## [ASSIGNED TASK]
Your answer must be an exact copy of the records below, minus the pictures.
=== Section Start ===
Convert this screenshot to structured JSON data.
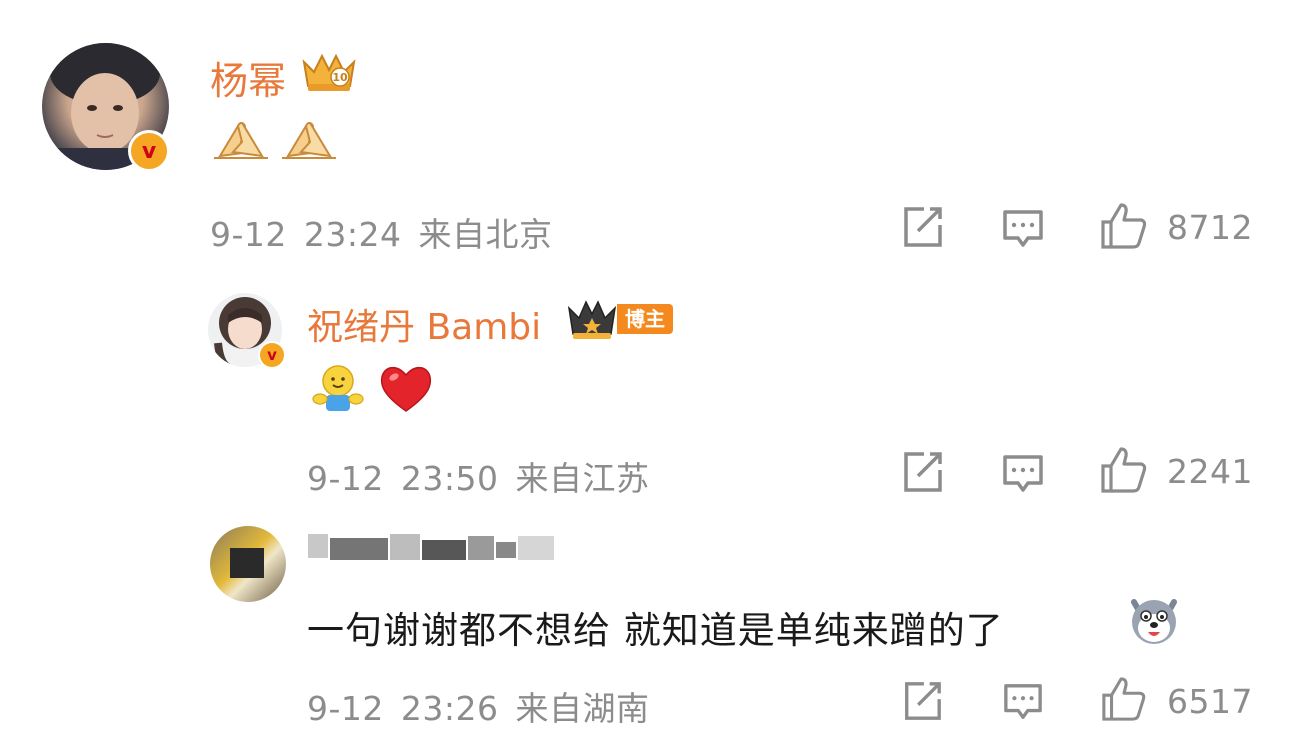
{
  "comments": [
    {
      "username": "杨幂",
      "level_badge": "10",
      "content_icons": [
        "pray-hands-icon",
        "pray-hands-icon"
      ],
      "date": "9-12",
      "time": "23:24",
      "location": "来自北京",
      "likes": "8712"
    },
    {
      "username": "祝绪丹 Bambi",
      "author_badge": "博主",
      "content_icons": [
        "hug-icon",
        "red-heart-icon"
      ],
      "date": "9-12",
      "time": "23:50",
      "location": "来自江苏",
      "likes": "2241"
    },
    {
      "username": "",
      "text": "一句谢谢都不想给 就知道是单纯来蹭的了",
      "content_icons": [
        "husky-emoji-icon"
      ],
      "date": "9-12",
      "time": "23:26",
      "location": "来自湖南",
      "likes": "6517"
    }
  ],
  "colors": {
    "username": "#e8793b",
    "meta": "#8c8c8c",
    "text": "#1a1a1a",
    "verify_badge": "#f5a623"
  }
}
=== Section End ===
## [WRITTEN ANSWER]
Convert this screenshot to structured JSON data.
{
  "comments": [
    {
      "username": "杨幂",
      "level_badge": "10",
      "content_icons": [
        "pray-hands-icon",
        "pray-hands-icon"
      ],
      "date": "9-12",
      "time": "23:24",
      "location": "来自北京",
      "likes": "8712"
    },
    {
      "username": "祝绪丹 Bambi",
      "author_badge": "博主",
      "content_icons": [
        "hug-icon",
        "red-heart-icon"
      ],
      "date": "9-12",
      "time": "23:50",
      "location": "来自江苏",
      "likes": "2241"
    },
    {
      "username": "",
      "text": "一句谢谢都不想给 就知道是单纯来蹭的了",
      "content_icons": [
        "husky-emoji-icon"
      ],
      "date": "9-12",
      "time": "23:26",
      "location": "来自湖南",
      "likes": "6517"
    }
  ],
  "colors": {
    "username": "#e8793b",
    "meta": "#8c8c8c",
    "text": "#1a1a1a",
    "verify_badge": "#f5a623"
  }
}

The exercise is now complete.